Internet of Things Startup Culture

Launching the Internet of Everything One Startup at a Time

With our May 16 Techonomy Lab: Man, Machines, and the Network in Menlo Park this week, we look at five startups delivering connectivity to consumers in various aspects of their lives. BERG Cloud of London pivoted from design consultancy to cloud service with its own connected products. In 2006 BERG built the Availabot, a puppet-like, vaguely humanoid USB-plug-in gadget that notifies users when their contacts are available to chat by standing up, and then falling down when contacts go offline. One day the notion of the Net existing only behind a screen will seem odd, predicts BERG Cloud’s Matt Webb. “To me the Internet won’t stay trapped behind the glass; we’ll see it flip. It’ll be everywhere.”   More

Energy & Green Tech Internet of Things

Why the Internet of Everything Could Mean Fewer Cars

Dire predictions about the mushrooming number of cars jamming the world’s roads and clogging the world's air may never come true. Instead, a dawning era of super-optimized car sharing is poised to shrink demand for cars. Even General Motors and Ford Chairman Bill Ford have invested in technology that can help make it happen.   More

Internet of Things

Why an Internet of Everything Event? “It’s the World Waking Up”

What inefficiencies frustrate you in your day-to-day life? What could work better about your home and the things that surround you—your car, your commute, your job, your health care, your aging parent's physical situation, or your local government? Entrepreneurs and innovators are beginning determinedly to address those problems. How can I be so confident? Because of the macro trend that some, including we at Techonomy, call the "Internet of Everything" (IoE for shorthand). We see it as a big deal worth devoting a half day to, along with a superb group of speakers, at our Techonomy Lab: Man, Machines, and the Network on May 16.   More

Business Internet of Things Partner Insights

John Chambers on Why Business Can’t Ignore the Internet of Everything

The only constant is change—and companies that do not change get left behind. My perspective is that it’s best to accept change as inevitable—to embrace it, lead it, and use it to shape desired outcomes. As I discussed previously, many of today’s leading trends—what I call market transitions—are combining into the Internet of Everything, which we define as the intelligent connection of people, processes, data, and things.   More

Internet of Things

MakerSwarm Aims to Open the Internet of Everything to Everyone

The Internet of Things is about lots of things. Not just the Internet of your things, or five or seven of some company's things that don't really play well with any other company's things. It's about casually connecting ten, a hundred, a thousand, a million, a trillion things to build a richer more connected life. Last week at DEMO Mobile, my company, MAYA Design, offered a sneak peek into a new app from our secret labs. It's an authoring tool for the Internet of Everything called MakerSwarm.

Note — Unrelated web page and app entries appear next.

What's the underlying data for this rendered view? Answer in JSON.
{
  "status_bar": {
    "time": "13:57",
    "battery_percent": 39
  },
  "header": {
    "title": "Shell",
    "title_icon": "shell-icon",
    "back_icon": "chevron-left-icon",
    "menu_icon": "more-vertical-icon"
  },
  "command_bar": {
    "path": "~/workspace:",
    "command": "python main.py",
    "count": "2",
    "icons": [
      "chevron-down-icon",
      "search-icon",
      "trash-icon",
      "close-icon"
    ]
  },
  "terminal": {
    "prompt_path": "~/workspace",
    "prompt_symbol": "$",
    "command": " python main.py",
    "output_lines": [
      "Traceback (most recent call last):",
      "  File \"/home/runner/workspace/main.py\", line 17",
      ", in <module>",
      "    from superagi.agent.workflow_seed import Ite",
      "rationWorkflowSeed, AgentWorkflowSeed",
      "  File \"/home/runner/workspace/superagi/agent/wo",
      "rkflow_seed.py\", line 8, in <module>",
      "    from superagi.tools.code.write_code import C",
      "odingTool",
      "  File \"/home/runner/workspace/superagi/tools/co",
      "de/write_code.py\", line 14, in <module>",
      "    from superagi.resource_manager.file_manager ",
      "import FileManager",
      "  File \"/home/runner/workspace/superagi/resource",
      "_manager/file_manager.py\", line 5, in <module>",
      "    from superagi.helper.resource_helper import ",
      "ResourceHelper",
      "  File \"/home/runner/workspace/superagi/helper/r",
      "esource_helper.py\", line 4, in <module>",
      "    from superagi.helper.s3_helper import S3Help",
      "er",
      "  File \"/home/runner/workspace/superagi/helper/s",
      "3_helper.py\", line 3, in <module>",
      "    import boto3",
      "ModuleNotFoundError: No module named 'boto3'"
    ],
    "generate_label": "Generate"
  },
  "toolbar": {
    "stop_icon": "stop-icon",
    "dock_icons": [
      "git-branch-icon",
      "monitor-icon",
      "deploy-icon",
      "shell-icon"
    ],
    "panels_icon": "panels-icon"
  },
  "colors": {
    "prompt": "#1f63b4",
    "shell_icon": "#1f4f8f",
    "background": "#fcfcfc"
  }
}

MakerSwarm allows anyone—kids, geeks, moms, dads, me, you—to connect smart devices in minutes without writing a single line of code.   More

Internet of Things

Everything Changes with the Internet of Everything

If you get lost, your sneakers could help find you. The coming age of the Internet of everything promises radical shifts in how we live, how we solve problems, and how we recover from difficulty. The technology industry is racing to instrument and connect a vast range of things and processes in the physical and digital worlds. Several big companies have identified it as a giant opportunity—Amazon, Cisco, Ericsson, GE, IBM, and Qualcomm among them. They all believe that what many call the Internet of everything (or IoE) could have an even bigger impact on the world than the Internet we had on the world that preceded it.   More